|Fund||New Fund Balance||Old Fund Balance|
|General Fund||$116.00 (expense charged)||$190.00|
|Youth Fund||$99.00 (expense charged)||$125.00|
|Mission Fund||$127.00||$127.00 (no change)|
How much did you spend on travel expenses?
What’s interesting about this example, is that one expense account is shared between two different ministries. A proper church accounting software can break that expense account into those ministries. Keep in mind ministries are often represented by funds. So if you want to know how much travel the staff did, you would view a report using the General fund. Thus, you run a one fund report and choose the General fund. In this case, the report would show $74.00 for the staff’s travel. Now moving on to the youth travel and how much they spent. Again, we would use a one fund report but choose the Youth fund instead. This report would show $26.00 for that same expense account. This is the area where the majority of for-profit systems fail. It is also where many so-called not-for-profit systems also fail.

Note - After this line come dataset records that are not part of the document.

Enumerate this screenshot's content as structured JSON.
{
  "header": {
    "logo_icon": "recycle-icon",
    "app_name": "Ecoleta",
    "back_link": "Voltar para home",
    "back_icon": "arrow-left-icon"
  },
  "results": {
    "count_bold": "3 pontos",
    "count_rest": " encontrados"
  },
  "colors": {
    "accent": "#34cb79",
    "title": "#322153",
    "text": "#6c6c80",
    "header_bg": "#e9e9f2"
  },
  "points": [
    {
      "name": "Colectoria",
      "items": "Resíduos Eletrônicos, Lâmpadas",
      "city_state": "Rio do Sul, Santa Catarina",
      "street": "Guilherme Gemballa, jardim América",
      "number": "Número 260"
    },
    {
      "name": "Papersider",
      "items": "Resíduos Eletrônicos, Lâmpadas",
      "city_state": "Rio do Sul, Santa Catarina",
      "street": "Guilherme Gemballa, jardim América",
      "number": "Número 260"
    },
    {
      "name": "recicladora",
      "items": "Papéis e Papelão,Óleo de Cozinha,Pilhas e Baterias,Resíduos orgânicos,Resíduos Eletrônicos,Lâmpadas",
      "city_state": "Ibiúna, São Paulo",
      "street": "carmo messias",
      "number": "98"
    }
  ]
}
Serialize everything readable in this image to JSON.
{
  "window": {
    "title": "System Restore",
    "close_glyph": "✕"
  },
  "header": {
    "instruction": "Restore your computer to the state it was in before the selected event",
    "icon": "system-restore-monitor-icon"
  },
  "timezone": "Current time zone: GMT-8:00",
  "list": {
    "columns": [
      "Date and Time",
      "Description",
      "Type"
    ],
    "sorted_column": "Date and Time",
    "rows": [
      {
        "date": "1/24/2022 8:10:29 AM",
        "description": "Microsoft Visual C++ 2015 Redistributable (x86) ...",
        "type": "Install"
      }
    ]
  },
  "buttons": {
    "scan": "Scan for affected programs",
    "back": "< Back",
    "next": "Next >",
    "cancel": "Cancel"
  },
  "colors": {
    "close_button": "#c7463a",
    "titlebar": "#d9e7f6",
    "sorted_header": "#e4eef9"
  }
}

Now, what if we need to know how much travel was paid for across the entire organization. Then you would run an “all funds” report which would look at every fund, and that expense account and add them up. In this case, the total travel expenses for the organization is $100.00. It would add $74.00 and $26.00 together. Pretty awesome!
Summary of Not For Profit vs For-Profit Accounting
Now that we have walked through a few examples let’s summarize the key points.
- For-profit accounting only uses debits and credits. Not-for-profit accounting uses credit, debits, and funds.
- For-profit accounting has one set of self-balancing accounts, whereas not-for-profit has many, depending on how many funds are set up.
- Accounting funds come to the rescue for the not-for-profits. The accounting fund’s primary goal is to create little mini organizations within the larger organization.
- We learned that by tagging transactions and their disbursements, we can answer all the questions from the church leadership. A for-profit system simply fails in this respect. We also learned that many retro-fitted for-profit systems that are sold as not-for-profit systems, can’t answer the required questions.
- And finally, we walked through four examples to get a feel for how the fund’s balances change independently within the checkbook’s total balance. And discussed how the funds keep all the transactions separate.
Check out some more examples of fund accounting.